"They need support in how to launch their business, how to create a fashion brand or a retail shop that’s going to be profitable, but also sustainable for what they want to do. Figuring out the type of prices they should have, the assortment they should have, who their customers are. So, basically a lot of the business and retail principles that I have learned from my past experience working in retail I applied to fab counsel,” she said.
Advice for New Brands: The Value of Sales
Through all of this, Vallarta now has some concrete evidence on what it takes to get brands into stores.
First and foremost, she says the most important of them all is to have proven sales.
“It’s so important for you not to rely just on wholesale, but try to sell your brand directly to customers.

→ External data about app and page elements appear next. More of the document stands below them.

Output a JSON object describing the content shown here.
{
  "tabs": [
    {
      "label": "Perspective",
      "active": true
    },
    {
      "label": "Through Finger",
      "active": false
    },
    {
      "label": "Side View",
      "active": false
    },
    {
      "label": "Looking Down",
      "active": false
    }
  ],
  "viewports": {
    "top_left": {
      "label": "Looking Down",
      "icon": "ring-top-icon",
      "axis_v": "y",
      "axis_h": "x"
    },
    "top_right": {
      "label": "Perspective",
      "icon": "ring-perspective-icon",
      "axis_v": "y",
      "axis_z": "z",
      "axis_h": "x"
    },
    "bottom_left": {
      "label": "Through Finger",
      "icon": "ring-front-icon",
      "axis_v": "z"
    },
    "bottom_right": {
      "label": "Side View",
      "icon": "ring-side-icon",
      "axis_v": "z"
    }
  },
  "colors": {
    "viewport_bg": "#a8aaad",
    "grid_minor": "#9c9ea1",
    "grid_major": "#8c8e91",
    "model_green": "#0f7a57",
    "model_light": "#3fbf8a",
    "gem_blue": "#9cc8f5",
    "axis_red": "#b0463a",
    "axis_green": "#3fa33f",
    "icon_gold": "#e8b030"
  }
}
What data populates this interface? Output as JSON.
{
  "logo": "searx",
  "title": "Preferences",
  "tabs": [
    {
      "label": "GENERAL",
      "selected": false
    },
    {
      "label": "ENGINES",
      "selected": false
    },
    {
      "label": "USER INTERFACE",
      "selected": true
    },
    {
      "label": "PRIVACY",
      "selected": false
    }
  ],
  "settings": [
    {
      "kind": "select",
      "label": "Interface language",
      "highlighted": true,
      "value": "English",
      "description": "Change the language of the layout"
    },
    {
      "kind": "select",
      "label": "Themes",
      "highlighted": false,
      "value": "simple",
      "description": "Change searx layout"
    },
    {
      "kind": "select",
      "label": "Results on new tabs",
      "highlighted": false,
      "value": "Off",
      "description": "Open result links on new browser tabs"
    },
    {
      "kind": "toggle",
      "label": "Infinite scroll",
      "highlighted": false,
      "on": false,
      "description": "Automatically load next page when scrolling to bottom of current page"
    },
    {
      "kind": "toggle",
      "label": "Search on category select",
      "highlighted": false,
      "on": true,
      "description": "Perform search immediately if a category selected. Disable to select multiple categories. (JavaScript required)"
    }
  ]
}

You can at least tell the buyer or the retailer information about how much sales you’ve accumulated thus far and then you can tell them information about what really are your best sellers. You know, what are some of the most popular styles that people like.
"Buyers want proof that your products are going to sell,” she explained.
Advice for New Brands: Social Media
Outside of making sales, turning to the power of social media has also helped brands get noticed by buyers.
“If you have a thriving Instagram account that’s something that can also prove that there’s a demand for your brand and for what you’re selling, even if your sales aren’t that big yet, because you’re still new,” she said.
Advice for New Brands: Trade Shows
With trade shows starting to become a thing of the past, Vallarta advises brands to be as strategic as possible when it comes to attending any shows.
“I always tell my clients before they commit to any trade show to walk it, because it will allow you to see if that trade show is even good for your brand and it also allow you to see the different areas of the trade show so that you can determine where you want to be placed,” Vallarta said.
She also recommends locking down appointments with buyers way in advance to make sure a trade show is worth the pretty penny you’ll spend to attend it.
“Don’t just go there thinking that traffic is going to send people to your booth. Make appointments just like anybody else in the industry… If you don’t have any appointments think about other ways that you can get people there. Nowadays a lot of bloggers a lot of influencers come to the trade show. So, look up who’s going to be there” she advised.
Once a buyer is locked down, Vallarta stresses the importance of maintaining the relationship.
“If you do a good job nurturing that relationship and delivering what you said you would deliver, that trade show could end up making you a lot of money in the future,” she said.
Advice for New Brands: Pay Attention to Customers
And of course, Vallarta reminds designers to always listen to their customers.
“The way customers speak is through sales. Your sales will tell you what you’re doing right and what you’re doing wrong. And, if you pay attention to that, you’ll always know the new type of styles that you should create, the next colors that you should come up with, the silhouette that you should keep, the updates that you should make,” she said.
At the end of the day, Vallarta says that if you come up with something new and fresh while also listening to the needs of your customers, then you’re well on your way to getting your designs into stores.